Ebola outbreak in Uganda kills two
A fresh outbreak of the deadly Ebola virus in Uganda has killed at least two people, the health minister has said.
Christine Ondoa said two members of the same family died over the weekend not far from the capital - and a third person was also suspected to have died in that area of the haemorrhagic fever.
An estimated 17 people died in western Uganda during an outbreak in July.
According to the medical charity Medecins Sans Frontieres (MSF), there had been no cases since August.
Dr Ondoa said that investigators had found conclusive evidence of Ebola in Luweero, about 60km (37 miles) from the capital, Kampala.
A third man had also died in the area late last month after showing symptoms of Ebola however no samples were taken from the victim and the case was not reported to health officials at the times, she said.
Five people who came into contact with those who died are being monitored. Two of them have been admitted to an isolation unit at Kampala's main Mulago hospital, the minister said.

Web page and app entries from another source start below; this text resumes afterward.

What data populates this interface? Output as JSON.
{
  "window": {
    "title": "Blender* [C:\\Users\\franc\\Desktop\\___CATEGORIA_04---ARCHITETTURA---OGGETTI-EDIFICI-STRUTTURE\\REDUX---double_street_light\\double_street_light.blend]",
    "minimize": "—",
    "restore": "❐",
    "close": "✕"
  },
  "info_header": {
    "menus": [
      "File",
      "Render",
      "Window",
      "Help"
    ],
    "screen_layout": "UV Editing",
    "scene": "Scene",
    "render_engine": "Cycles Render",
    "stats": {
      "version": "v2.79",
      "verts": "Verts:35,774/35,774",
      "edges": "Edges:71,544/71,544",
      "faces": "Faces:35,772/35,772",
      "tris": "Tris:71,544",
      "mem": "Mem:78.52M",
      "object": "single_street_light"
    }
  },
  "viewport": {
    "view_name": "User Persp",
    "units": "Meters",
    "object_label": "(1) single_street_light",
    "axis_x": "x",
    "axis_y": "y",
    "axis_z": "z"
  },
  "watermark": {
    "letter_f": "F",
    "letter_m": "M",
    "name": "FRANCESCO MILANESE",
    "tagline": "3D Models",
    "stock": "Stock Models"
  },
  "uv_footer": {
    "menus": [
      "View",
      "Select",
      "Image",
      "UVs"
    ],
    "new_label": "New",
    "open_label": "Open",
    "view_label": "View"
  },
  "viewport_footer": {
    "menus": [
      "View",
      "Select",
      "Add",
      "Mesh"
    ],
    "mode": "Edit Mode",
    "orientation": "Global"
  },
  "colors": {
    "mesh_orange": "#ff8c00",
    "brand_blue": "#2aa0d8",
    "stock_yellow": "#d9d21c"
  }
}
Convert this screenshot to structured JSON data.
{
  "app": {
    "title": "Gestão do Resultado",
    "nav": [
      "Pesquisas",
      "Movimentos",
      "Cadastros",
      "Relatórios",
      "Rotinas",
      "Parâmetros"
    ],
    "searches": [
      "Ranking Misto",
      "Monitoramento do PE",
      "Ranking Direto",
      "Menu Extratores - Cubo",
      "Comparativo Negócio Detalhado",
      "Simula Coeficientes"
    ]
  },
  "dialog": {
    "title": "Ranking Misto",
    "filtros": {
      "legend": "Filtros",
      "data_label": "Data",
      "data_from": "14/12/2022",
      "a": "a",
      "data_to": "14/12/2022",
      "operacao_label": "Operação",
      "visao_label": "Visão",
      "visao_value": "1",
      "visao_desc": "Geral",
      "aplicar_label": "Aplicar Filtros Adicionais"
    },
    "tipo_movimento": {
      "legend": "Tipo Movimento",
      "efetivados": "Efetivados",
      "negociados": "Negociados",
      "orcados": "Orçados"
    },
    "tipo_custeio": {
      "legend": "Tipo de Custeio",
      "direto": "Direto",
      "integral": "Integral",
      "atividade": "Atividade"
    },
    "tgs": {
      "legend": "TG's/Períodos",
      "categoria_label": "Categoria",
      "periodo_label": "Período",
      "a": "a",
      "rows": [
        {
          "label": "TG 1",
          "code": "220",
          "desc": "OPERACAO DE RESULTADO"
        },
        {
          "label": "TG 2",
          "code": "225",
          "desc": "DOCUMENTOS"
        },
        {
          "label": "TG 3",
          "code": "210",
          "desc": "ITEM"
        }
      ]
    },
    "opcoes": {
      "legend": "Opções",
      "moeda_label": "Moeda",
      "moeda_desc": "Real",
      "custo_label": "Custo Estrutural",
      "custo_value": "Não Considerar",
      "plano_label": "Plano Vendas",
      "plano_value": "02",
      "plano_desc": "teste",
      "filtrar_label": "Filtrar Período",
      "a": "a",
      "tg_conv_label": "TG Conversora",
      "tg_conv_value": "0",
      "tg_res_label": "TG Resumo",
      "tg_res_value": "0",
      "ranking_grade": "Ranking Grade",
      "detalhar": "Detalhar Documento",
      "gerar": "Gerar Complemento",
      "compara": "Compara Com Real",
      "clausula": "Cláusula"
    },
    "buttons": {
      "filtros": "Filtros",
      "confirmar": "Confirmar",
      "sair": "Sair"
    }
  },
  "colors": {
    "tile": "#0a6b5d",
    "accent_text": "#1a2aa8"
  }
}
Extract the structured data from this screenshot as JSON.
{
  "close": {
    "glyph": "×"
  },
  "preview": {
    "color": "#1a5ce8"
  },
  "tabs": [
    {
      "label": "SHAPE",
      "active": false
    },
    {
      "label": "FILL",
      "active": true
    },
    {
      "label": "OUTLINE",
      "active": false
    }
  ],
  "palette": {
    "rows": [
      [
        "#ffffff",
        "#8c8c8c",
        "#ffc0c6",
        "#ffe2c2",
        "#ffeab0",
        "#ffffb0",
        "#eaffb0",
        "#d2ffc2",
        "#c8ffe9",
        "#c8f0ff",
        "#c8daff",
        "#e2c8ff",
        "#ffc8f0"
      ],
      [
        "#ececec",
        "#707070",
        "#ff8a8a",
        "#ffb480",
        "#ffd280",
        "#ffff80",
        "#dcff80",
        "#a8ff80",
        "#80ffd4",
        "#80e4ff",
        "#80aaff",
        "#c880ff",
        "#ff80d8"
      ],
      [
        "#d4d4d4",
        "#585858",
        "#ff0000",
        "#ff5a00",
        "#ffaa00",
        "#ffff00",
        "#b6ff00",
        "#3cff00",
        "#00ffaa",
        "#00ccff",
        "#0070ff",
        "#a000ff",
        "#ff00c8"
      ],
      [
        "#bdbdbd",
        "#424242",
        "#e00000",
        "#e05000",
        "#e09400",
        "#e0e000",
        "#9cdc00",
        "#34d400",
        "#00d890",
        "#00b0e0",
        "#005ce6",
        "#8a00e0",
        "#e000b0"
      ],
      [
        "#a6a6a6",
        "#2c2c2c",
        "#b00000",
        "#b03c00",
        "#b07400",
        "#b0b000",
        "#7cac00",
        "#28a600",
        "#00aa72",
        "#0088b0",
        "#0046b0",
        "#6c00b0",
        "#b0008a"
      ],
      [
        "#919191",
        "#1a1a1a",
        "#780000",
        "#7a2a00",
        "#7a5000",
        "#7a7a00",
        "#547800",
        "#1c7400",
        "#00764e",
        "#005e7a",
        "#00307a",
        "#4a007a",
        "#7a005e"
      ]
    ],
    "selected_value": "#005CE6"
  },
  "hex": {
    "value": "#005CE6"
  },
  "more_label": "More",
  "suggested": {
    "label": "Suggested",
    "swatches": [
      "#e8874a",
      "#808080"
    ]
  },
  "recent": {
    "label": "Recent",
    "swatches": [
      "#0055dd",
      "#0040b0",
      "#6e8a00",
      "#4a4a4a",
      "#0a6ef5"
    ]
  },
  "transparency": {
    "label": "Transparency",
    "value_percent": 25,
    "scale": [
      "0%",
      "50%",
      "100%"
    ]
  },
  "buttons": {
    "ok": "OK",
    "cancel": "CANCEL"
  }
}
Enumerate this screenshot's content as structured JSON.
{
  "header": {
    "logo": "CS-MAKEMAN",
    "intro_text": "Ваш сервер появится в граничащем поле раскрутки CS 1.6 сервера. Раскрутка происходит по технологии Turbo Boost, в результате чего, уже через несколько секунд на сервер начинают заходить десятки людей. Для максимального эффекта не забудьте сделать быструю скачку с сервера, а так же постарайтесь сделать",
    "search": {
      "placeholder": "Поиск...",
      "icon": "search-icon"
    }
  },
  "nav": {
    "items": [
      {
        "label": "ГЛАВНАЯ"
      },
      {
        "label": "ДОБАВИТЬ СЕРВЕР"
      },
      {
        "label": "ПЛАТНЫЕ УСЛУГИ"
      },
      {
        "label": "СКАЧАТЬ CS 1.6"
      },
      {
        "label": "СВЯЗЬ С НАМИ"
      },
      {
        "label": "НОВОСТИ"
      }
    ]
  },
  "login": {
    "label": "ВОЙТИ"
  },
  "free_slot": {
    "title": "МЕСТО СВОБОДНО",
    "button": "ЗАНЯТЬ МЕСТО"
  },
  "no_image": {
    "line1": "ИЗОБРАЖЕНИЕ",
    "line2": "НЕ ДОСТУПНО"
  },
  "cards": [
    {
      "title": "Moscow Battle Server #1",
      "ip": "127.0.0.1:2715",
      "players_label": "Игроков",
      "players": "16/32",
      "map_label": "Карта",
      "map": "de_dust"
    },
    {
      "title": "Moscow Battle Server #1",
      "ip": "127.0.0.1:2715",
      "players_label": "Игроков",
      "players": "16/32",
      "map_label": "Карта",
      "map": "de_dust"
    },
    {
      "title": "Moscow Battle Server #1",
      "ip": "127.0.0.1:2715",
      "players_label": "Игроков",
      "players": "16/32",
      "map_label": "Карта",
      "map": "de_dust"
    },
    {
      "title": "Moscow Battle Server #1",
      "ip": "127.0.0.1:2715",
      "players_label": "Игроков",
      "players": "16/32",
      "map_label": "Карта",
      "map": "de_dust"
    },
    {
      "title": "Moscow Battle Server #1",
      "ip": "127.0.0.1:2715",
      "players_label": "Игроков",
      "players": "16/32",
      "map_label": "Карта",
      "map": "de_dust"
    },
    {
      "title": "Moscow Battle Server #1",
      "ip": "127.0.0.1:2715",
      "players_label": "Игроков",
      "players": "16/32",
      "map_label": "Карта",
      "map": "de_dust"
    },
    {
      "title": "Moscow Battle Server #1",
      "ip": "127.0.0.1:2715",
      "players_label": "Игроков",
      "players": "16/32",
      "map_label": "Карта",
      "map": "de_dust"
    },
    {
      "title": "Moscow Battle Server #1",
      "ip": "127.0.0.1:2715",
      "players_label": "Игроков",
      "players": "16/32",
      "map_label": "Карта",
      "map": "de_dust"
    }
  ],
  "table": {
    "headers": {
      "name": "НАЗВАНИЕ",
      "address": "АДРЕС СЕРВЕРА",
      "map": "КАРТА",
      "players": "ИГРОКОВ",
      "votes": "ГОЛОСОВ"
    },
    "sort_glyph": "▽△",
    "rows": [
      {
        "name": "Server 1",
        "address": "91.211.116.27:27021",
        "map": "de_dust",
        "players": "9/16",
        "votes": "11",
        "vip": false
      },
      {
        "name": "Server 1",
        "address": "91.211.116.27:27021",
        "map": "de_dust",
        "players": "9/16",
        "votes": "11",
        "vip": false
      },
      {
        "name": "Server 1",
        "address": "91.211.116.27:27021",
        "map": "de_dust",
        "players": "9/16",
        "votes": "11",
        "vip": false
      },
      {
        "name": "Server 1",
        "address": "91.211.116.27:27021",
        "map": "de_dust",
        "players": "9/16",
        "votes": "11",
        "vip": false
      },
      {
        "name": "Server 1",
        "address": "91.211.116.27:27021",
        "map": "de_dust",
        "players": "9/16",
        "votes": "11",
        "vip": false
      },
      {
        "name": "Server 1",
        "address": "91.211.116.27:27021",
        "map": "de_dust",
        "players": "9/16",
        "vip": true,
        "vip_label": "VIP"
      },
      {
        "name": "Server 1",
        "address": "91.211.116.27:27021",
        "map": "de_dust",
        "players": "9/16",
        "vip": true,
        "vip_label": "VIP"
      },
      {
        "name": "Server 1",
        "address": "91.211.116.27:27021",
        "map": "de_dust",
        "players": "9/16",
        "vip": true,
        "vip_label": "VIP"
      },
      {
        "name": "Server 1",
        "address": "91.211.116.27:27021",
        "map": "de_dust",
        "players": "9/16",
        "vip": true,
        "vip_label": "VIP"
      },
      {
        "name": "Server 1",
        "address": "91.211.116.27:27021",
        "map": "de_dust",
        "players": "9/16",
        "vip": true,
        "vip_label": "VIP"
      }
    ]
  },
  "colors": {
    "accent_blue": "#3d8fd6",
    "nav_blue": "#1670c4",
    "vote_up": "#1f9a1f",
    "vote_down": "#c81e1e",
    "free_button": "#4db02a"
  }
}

There is no known cure for Ebola, but patients can be treated for their symptoms with antibiotics, drugs for pain relief and for other diseases such as malaria, to strengthen their resistance.
Some strains of the virus cause death in 90% of human cases.
Dr Ondoa said the disease is "very infectious" and kills "in a short time", but is "easily" preventable.
Among precautionary measures she urged people to take were:
- Avoid public gatherings, including funerals, in affected districts
- Bury victims immediately under the supervision of health officials
- Avoid direct contact with body fluids of Ebola patients by using gloves and masks
- Disinfect the bedding and clothing of an infected person and
- Avoid eating dead animals, especially monkeys.
Uganda has seen several major Ebola outbreaks over the past 12 years.
The deadliest was in 2000 when 425 people were infected. More than half of them died.
The BBC's Catherine Byaruhanga in Kampala says many Ugandans are wondering why the country is so prone to Ebola outbreaks.
The government has said it is because its systems are getting better at detecting them.